Homeowner decisions

During the housing market collapse, some homeowners faced the moral hazard dilemma. As property values plummeted, homeowners found themselves owing more on their mortgages than their homes were worth. In such situations, some homeowners saw walking away from their mortgages as an attractive option, as it would alleviate their financial burdens, leaving the lenders to bear the losses.

Insurance conundrums

Insurance, too, is susceptible to moral hazards. For example, individuals who purchase insurance for their valuable possessions, like smartphones, may become less vigilant in their care, assuming that their items will be replaced regardless of their level of caution. This behavior contributes to increased insurance costs for everyone.

Managing moral hazards

Effectively managing moral hazards is crucial in mitigating potential risks. Several strategies can be employed:


Encourage the party exposed to risks to act more responsibly by offering incentives that align with cautious behavior. Incentives can motivate individuals to consider the consequences of their actions and make informed decisions.
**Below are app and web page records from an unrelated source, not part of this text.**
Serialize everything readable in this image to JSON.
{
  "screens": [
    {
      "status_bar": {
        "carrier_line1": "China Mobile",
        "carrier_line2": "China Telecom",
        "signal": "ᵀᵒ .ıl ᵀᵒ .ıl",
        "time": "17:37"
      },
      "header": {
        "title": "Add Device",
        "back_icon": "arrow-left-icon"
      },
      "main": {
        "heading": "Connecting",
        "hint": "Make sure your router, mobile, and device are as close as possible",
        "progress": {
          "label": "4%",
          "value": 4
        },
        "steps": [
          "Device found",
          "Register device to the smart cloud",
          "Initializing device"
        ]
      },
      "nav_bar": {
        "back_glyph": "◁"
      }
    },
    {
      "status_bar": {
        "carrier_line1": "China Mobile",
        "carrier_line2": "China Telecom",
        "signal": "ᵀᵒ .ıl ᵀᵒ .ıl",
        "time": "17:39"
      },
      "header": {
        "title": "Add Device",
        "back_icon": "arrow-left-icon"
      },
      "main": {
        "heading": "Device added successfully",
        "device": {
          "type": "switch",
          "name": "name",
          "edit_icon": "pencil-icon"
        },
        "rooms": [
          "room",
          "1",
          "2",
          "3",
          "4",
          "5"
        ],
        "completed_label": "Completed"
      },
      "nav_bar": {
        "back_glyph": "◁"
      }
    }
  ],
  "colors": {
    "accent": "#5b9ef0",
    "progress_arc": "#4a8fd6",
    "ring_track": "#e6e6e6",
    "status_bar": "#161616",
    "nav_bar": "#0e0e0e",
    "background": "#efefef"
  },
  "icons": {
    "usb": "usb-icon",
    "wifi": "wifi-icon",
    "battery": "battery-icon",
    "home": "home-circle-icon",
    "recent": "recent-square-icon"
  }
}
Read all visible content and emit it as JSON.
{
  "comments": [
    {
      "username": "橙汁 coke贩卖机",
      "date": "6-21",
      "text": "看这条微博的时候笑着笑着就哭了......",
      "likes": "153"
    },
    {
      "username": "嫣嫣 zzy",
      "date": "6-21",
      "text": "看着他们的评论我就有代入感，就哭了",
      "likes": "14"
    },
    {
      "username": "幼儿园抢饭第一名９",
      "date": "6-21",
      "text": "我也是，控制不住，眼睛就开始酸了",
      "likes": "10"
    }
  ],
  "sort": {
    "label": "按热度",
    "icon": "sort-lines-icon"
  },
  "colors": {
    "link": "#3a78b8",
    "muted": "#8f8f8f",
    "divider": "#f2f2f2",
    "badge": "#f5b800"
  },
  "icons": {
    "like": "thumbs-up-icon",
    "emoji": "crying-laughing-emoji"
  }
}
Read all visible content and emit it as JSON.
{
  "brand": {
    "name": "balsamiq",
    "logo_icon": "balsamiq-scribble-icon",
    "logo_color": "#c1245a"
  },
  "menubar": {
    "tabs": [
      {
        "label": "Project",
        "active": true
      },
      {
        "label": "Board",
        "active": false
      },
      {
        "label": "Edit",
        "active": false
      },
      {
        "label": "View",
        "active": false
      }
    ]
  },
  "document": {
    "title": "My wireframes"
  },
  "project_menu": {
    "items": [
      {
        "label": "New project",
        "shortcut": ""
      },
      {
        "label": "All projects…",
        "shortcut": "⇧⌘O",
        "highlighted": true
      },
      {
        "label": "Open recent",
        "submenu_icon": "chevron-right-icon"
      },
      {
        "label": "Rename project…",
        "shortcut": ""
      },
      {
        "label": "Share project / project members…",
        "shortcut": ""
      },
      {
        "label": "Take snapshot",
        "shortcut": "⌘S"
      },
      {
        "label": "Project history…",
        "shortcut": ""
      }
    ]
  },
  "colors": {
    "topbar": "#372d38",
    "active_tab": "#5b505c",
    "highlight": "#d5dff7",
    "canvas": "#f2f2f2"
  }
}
Policies and regulations

Institute policies and regulations that discourage unethical behavior and make it a punishable offense. By establishing clear rules and consequences, you can create a framework that dissuades parties from taking undue risks.


Regularly monitor transactions and agreements to ensure that the party exposed to risk remains aware of whether the other party is exploiting their situation. Transparency and oversight can go a long way in preventing moral hazard.

The bottom line

Moral hazard is a multifaceted concept with far-reaching implications. Its manifestations across industries, from finance to insurance, underscore the need for vigilant risk management and responsible decision-making. By understanding and addressing moral hazard, individuals and organizations can navigate complex transactions with greater prudence and foresight.

Frequently asked questions

Is moral hazard always intentional?

No, moral hazard does not necessarily involve intentional wrongdoing. It often arises from the structure of contracts or agreements that provide one party with the opportunity to take on excessive risks without facing the consequences.

Are there industries more susceptible to moral hazard than others?

Yes, certain industries, such as finance and insurance, are more prone to moral hazard due to the nature of their transactions and contracts. However, moral hazard can exist in any sector where agreements involve risk-sharing.

How can businesses protect themselves from moral hazard in employee relationships?

Businesses can protect themselves by designing employment agreements that align employee incentives with responsible behavior. For example, employees may be required to share in the costs of certain benefits or adhere to safety protocols to reduce risks.

Can government regulations effectively curb moral hazard?

Government regulations can play a vital role in mitigating moral hazard by setting standards and penalties for unethical behavior. However, their effectiveness depends on enforcement and the ability to adapt to changing circumstances.

Key takeaways

  • Moral hazard involves one party taking risks without facing consequences, impacting the other party.
  • Examples of moral hazard can be found in lending, insurance, and employer-employee relationships.
  • Addressing moral hazards requires incentives, policies, and vigilant monitoring.
  • Moral hazard differs from adverse selection, with the former involving risk-taking and the latter leveraging information advantage.
View Article Sources
  1. Moral Hazard in Health Insurance: What We Know and How We Know It – PubMed
  2. Moral hazard – PubMed
  3. Identifying the Role of Moral Hazard in International Financial Markets – Federal Reserve System
  4. What does ‘moral hazard’ mean? – University of South Carolina
  5. Understanding Market Failure: Causes, Implications, and Solutions – SuperMoney